Since the COVID-19 pandemic, the need for precise and rapid molecular diagnosis and testing of viral genomes has significantly increased. Many countries had to run PCR (polymerase chain reaction) tests, which have a relatively long turnaround time from sample to result in order to accurately diagnose the presence of SARS-CoV-2. Instead of waiting on results for hours, what if future pandemics could be more easily diagnosed within minutes? What if molecular diagnosis could become more readily available in our daily lives so that everybody can easily test themselves on viral disease markers instead of second-guessing and relying on symptoms? What if we could develop molecular diagnosis tests with high sensitivity and specificity that can then detect early-onset diseases?
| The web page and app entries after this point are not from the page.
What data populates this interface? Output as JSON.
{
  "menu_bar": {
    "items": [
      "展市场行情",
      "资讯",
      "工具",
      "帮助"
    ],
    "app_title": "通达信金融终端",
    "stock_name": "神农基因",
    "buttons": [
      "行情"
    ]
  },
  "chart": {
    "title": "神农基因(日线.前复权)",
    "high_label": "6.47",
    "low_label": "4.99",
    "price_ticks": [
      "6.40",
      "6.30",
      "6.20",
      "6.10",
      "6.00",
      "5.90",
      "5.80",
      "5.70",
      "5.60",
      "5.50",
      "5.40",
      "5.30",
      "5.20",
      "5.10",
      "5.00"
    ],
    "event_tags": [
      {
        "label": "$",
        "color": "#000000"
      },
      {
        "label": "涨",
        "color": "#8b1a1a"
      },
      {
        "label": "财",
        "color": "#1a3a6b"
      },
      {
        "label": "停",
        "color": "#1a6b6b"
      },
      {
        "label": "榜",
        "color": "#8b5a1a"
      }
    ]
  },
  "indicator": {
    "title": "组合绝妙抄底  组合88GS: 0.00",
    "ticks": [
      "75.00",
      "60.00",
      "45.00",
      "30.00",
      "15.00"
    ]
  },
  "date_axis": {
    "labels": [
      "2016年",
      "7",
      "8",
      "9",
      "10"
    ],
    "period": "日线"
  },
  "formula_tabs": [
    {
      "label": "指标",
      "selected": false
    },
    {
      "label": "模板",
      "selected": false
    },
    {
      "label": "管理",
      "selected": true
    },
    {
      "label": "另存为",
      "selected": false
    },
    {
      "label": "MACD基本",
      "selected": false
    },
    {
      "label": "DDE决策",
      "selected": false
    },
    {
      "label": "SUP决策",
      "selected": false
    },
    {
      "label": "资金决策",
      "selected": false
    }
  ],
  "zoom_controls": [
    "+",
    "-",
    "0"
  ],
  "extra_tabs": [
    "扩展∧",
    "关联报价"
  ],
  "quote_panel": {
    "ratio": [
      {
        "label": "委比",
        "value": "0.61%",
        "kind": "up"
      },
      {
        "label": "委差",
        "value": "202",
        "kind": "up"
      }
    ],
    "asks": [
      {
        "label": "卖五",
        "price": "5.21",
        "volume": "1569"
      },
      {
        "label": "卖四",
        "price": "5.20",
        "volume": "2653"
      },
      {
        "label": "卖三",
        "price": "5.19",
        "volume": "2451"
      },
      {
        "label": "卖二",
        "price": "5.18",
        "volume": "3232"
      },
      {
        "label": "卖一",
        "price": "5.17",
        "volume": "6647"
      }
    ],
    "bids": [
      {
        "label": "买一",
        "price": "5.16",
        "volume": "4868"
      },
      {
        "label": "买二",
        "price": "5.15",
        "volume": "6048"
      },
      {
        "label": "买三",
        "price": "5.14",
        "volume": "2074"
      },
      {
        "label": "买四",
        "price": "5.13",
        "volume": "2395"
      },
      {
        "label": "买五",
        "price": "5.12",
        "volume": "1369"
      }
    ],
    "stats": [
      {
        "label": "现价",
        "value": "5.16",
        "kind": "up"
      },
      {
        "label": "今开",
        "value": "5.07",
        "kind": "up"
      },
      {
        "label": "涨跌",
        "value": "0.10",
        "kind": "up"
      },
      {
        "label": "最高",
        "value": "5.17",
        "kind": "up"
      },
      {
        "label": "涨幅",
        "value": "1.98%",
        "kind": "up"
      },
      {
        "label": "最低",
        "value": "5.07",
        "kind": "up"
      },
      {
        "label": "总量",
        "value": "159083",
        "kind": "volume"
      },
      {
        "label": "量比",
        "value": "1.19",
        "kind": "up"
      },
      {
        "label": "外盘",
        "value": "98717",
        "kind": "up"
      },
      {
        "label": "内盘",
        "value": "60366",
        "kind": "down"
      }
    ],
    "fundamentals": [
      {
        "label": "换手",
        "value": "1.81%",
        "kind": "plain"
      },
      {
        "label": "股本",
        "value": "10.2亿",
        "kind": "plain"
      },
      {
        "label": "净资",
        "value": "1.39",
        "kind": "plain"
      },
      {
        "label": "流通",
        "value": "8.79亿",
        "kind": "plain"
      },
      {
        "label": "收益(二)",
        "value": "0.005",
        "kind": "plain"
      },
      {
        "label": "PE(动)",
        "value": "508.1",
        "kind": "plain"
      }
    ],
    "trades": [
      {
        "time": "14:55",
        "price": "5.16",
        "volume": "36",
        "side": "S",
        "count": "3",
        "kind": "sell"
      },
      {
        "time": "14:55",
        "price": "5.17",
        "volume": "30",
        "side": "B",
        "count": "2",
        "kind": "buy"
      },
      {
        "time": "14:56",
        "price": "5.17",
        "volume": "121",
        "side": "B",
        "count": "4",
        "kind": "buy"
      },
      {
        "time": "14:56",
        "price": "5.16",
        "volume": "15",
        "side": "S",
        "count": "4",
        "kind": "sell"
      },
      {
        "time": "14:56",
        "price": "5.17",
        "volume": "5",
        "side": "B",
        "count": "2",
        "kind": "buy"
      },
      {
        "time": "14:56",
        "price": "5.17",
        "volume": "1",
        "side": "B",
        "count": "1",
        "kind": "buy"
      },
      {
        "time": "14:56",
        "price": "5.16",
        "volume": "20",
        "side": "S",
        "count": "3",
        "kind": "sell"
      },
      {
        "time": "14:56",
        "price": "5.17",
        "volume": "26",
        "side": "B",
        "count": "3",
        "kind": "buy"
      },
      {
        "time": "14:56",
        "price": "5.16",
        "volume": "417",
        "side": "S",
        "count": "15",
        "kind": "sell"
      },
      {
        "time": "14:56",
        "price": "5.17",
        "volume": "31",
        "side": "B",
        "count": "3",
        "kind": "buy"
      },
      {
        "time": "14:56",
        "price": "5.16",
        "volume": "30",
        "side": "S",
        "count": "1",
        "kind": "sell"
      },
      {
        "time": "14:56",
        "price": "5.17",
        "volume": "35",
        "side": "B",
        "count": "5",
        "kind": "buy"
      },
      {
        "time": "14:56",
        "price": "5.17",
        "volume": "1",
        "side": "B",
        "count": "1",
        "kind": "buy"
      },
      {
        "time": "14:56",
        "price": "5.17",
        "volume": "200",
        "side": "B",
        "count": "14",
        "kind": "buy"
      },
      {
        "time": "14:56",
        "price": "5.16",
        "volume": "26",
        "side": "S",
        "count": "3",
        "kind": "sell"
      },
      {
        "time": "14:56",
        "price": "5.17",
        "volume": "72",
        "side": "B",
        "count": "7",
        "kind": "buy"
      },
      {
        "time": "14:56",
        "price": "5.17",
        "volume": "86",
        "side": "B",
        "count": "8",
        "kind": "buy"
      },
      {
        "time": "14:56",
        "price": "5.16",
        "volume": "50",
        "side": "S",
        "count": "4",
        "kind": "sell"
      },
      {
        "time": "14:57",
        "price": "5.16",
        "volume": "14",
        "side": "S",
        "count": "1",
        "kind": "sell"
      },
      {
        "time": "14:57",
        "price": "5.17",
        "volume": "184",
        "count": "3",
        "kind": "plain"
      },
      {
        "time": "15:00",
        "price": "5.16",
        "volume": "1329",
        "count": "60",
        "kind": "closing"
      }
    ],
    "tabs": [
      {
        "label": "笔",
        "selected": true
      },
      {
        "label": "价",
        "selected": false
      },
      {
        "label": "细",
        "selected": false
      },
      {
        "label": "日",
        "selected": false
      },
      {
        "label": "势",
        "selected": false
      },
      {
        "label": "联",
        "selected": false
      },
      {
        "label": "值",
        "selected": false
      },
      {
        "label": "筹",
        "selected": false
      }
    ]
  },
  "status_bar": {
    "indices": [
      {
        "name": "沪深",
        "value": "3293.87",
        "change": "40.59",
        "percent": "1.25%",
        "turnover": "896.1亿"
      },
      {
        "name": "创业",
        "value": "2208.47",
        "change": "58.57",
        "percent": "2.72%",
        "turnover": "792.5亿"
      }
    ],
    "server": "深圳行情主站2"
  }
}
Youngeun strongly believes the key answer to all the questions above lies in DNA, a powerful material that can be used beyond the genetic code of life. DNA strands are programmable (enabling one to program and synthesize a desired sequence), adjustable (allowing one to dynamically control or tune the length and structure based on input stimulus), and structurally stable (as discovered in fossils from ancient times). Youngeun has studied DNA and developed novel techniques in the past 10+ years, including transmutable nanoparticles with reconfigurable DNA strands and single-strand recombinase polymerase amplification (ssRPA) techniques that allow SARS-CoV-2 detection within minutes. Her research also led to an opportunity in founding a start-up company (3EO Health) as one of the scientific co-founders. She has recently started as an assistant professor in Materials Science and Engineering at Seoul National University to carry on her enthusiasm and passion for developing new materials using DNA.
Youngeun plans to encourage and mentor younger students to study and research nucleic acid-based strands as next-generation materials, in hopes of not only enabling rapid day-to-day molecular diagnosis, but also developing materials with new properties – all utilizing DNA, a fantastic material nature already gave us.